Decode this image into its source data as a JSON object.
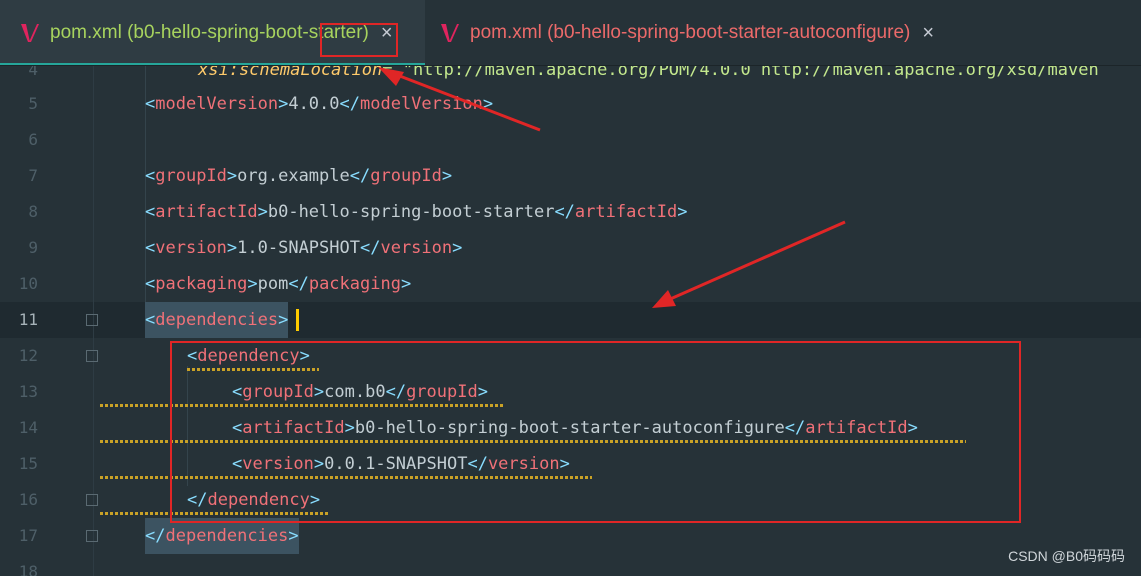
{
  "tabs": [
    {
      "label": "pom.xml (b0-hello-spring-boot-starter)",
      "active": true,
      "close": "×",
      "color": "#a7d35e"
    },
    {
      "label": "pom.xml (b0-hello-spring-boot-starter-autoconfigure)",
      "active": false,
      "close": "×",
      "color": "#ec6a6a"
    }
  ],
  "editor": {
    "line_numbers": [
      "4",
      "5",
      "6",
      "7",
      "8",
      "9",
      "10",
      "11",
      "12",
      "13",
      "14",
      "15",
      "16",
      "17",
      "18"
    ],
    "current_line": "11",
    "lines": {
      "l4_attr": "xsi:schemaLocation",
      "l4_rest": "= \"http://maven.apache.org/POM/4.0.0 http://maven.apache.org/xsd/maven",
      "modelVersion_tag": "modelVersion",
      "modelVersion_val": "4.0.0",
      "groupId_tag": "groupId",
      "groupId_val": "org.example",
      "artifactId_tag": "artifactId",
      "artifactId_val": "b0-hello-spring-boot-starter",
      "version_tag": "version",
      "version_val": "1.0-SNAPSHOT",
      "packaging_tag": "packaging",
      "packaging_val": "pom",
      "dependencies_tag": "dependencies",
      "dependency_tag": "dependency",
      "dep_groupId_val": "com.b0",
      "dep_artifactId_val": "b0-hello-spring-boot-starter-autoconfigure",
      "dep_version_val": "0.0.1-SNAPSHOT"
    }
  },
  "watermark": "CSDN @B0码码码",
  "colors": {
    "annotation": "#e02626",
    "tag": "#f07178",
    "bracket": "#89ddff",
    "text": "#c3ced3"
  }
}
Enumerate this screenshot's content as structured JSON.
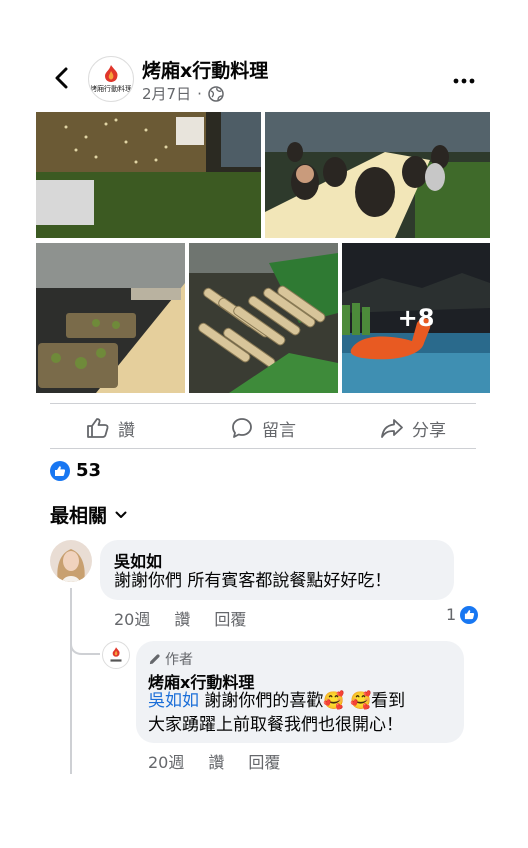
{
  "header": {
    "back_icon": "chevron-left-icon",
    "page_name": "烤廂x行動料理",
    "date": "2月7日",
    "separator": "·",
    "audience_icon": "globe-icon",
    "more_icon": "more-horizontal-icon",
    "logo_text": "烤廂行動料理"
  },
  "photos": {
    "more_count": "+8"
  },
  "actions": {
    "like_label": "讚",
    "comment_label": "留言",
    "share_label": "分享"
  },
  "reactions": {
    "count": "53"
  },
  "comments_section": {
    "sort_label": "最相關"
  },
  "comment": {
    "author": "吳如如",
    "text": "謝謝你們 所有賓客都說餐點好好吃！",
    "time": "20週",
    "like_label": "讚",
    "reply_label": "回覆",
    "reaction_count": "1"
  },
  "reply": {
    "author_tag": "作者",
    "author": "烤廂x行動料理",
    "mention": "吳如如",
    "text_part1": " 謝謝你們的喜歡",
    "emoji": "🥰 🥰",
    "text_part2": "看到",
    "text_line2": "大家踴躍上前取餐我們也很開心！",
    "time": "20週",
    "like_label": "讚",
    "reply_label": "回覆"
  },
  "colors": {
    "accent": "#1877f2",
    "mention": "#1a6ed8",
    "secondary_text": "#65676b",
    "bubble": "#f0f2f5"
  }
}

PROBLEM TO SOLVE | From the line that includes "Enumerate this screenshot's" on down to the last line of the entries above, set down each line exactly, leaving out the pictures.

OUTPUT FOR THIS EXERCISE |
Enumerate this screenshot's content as structured JSON.
{
  "header": {
    "back_icon": "chevron-left-icon",
    "page_name": "烤廂x行動料理",
    "date": "2月7日",
    "separator": "·",
    "audience_icon": "globe-icon",
    "more_icon": "more-horizontal-icon",
    "logo_text": "烤廂行動料理"
  },
  "photos": {
    "more_count": "+8"
  },
  "actions": {
    "like_label": "讚",
    "comment_label": "留言",
    "share_label": "分享"
  },
  "reactions": {
    "count": "53"
  },
  "comments_section": {
    "sort_label": "最相關"
  },
  "comment": {
    "author": "吳如如",
    "text": "謝謝你們 所有賓客都說餐點好好吃！",
    "time": "20週",
    "like_label": "讚",
    "reply_label": "回覆",
    "reaction_count": "1"
  },
  "reply": {
    "author_tag": "作者",
    "author": "烤廂x行動料理",
    "mention": "吳如如",
    "text_part1": " 謝謝你們的喜歡",
    "emoji": "🥰 🥰",
    "text_part2": "看到",
    "text_line2": "大家踴躍上前取餐我們也很開心！",
    "time": "20週",
    "like_label": "讚",
    "reply_label": "回覆"
  },
  "colors": {
    "accent": "#1877f2",
    "mention": "#1a6ed8",
    "secondary_text": "#65676b",
    "bubble": "#f0f2f5"
  }
}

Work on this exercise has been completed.